**What is expected**
Go through the data below and return each line where the string "Education" occurs.

Stored items from a collection
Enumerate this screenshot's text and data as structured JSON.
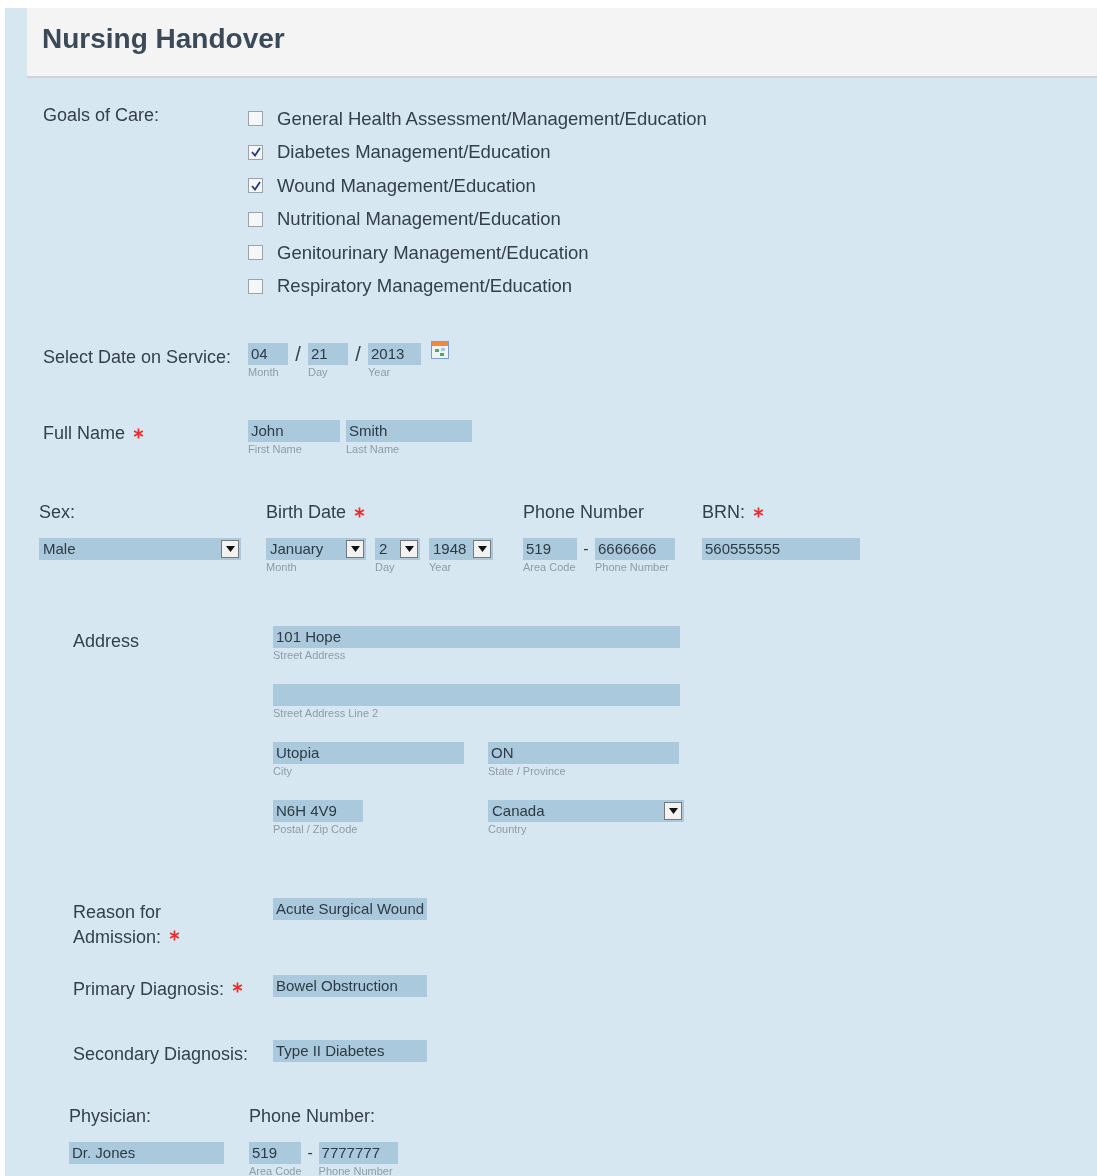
{
  "title": "Nursing Handover",
  "goals": {
    "label": "Goals of Care:",
    "options": [
      {
        "label": "General Health Assessment/Management/Education",
        "checked": false
      },
      {
        "label": "Diabetes Management/Education",
        "checked": true
      },
      {
        "label": "Wound Management/Education",
        "checked": true
      },
      {
        "label": "Nutritional Management/Education",
        "checked": false
      },
      {
        "label": "Genitourinary Management/Education",
        "checked": false
      },
      {
        "label": "Respiratory Management/Education",
        "checked": false
      }
    ]
  },
  "service_date": {
    "label": "Select Date on Service:",
    "separators": [
      "/",
      "/"
    ],
    "fields": [
      {
        "kind": "text",
        "value": "04",
        "caption": "Month"
      },
      {
        "kind": "text",
        "value": "21",
        "caption": "Day"
      },
      {
        "kind": "text",
        "value": "2013",
        "caption": "Year"
      }
    ]
  },
  "full_name": {
    "label": "Full Name",
    "required": true,
    "fields": [
      {
        "kind": "text",
        "value": "John",
        "caption": "First Name"
      },
      {
        "kind": "text",
        "value": "Smith",
        "caption": "Last Name"
      }
    ]
  },
  "sex": {
    "label": "Sex:",
    "required": false,
    "field": {
      "kind": "select",
      "value": "Male"
    }
  },
  "birth_date": {
    "label": "Birth Date",
    "required": true,
    "fields": [
      {
        "kind": "select",
        "value": "January",
        "caption": "Month"
      },
      {
        "kind": "select",
        "value": "2",
        "caption": "Day"
      },
      {
        "kind": "select",
        "value": "1948",
        "caption": "Year"
      }
    ]
  },
  "phone": {
    "label": "Phone Number",
    "required": false,
    "separator": "-",
    "fields": [
      {
        "kind": "text",
        "value": "519",
        "caption": "Area Code"
      },
      {
        "kind": "text",
        "value": "6666666",
        "caption": "Phone Number"
      }
    ]
  },
  "brn": {
    "label": "BRN:",
    "required": true,
    "field": {
      "kind": "text",
      "value": "560555555"
    }
  },
  "address": {
    "label": "Address",
    "fields": [
      {
        "kind": "text",
        "value": "101 Hope",
        "caption": "Street Address"
      },
      {
        "kind": "text",
        "caption": "Street Address Line 2"
      },
      {
        "kind": "text",
        "value": "Utopia",
        "caption": "City"
      },
      {
        "kind": "text",
        "value": "ON",
        "caption": "State / Province"
      },
      {
        "kind": "text",
        "value": "N6H 4V9",
        "caption": "Postal / Zip Code"
      },
      {
        "kind": "select",
        "value": "Canada",
        "caption": "Country"
      }
    ]
  },
  "clinical": [
    {
      "label": "Reason for Admission:",
      "required": true,
      "value": "Acute Surgical Wound"
    },
    {
      "label": "Primary Diagnosis:",
      "required": true,
      "value": "Bowel Obstruction"
    },
    {
      "label": "Secondary Diagnosis:",
      "required": false,
      "value": "Type II Diabetes"
    }
  ],
  "physician": {
    "label": "Physician:",
    "field": {
      "kind": "text",
      "value": "Dr. Jones"
    }
  },
  "physician_phone": {
    "label": "Phone Number:",
    "separator": "-",
    "fields": [
      {
        "kind": "text",
        "value": "519",
        "caption": "Area Code"
      },
      {
        "kind": "text",
        "value": "7777777",
        "caption": "Phone Number"
      }
    ]
  }
}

**Response to this exercise**
        "label": "General Health Assessment/Management/Education",
        "label": "Diabetes Management/Education",
        "label": "Wound Management/Education",
        "label": "Nutritional Management/Education",
        "label": "Genitourinary Management/Education",
        "label": "Respiratory Management/Education",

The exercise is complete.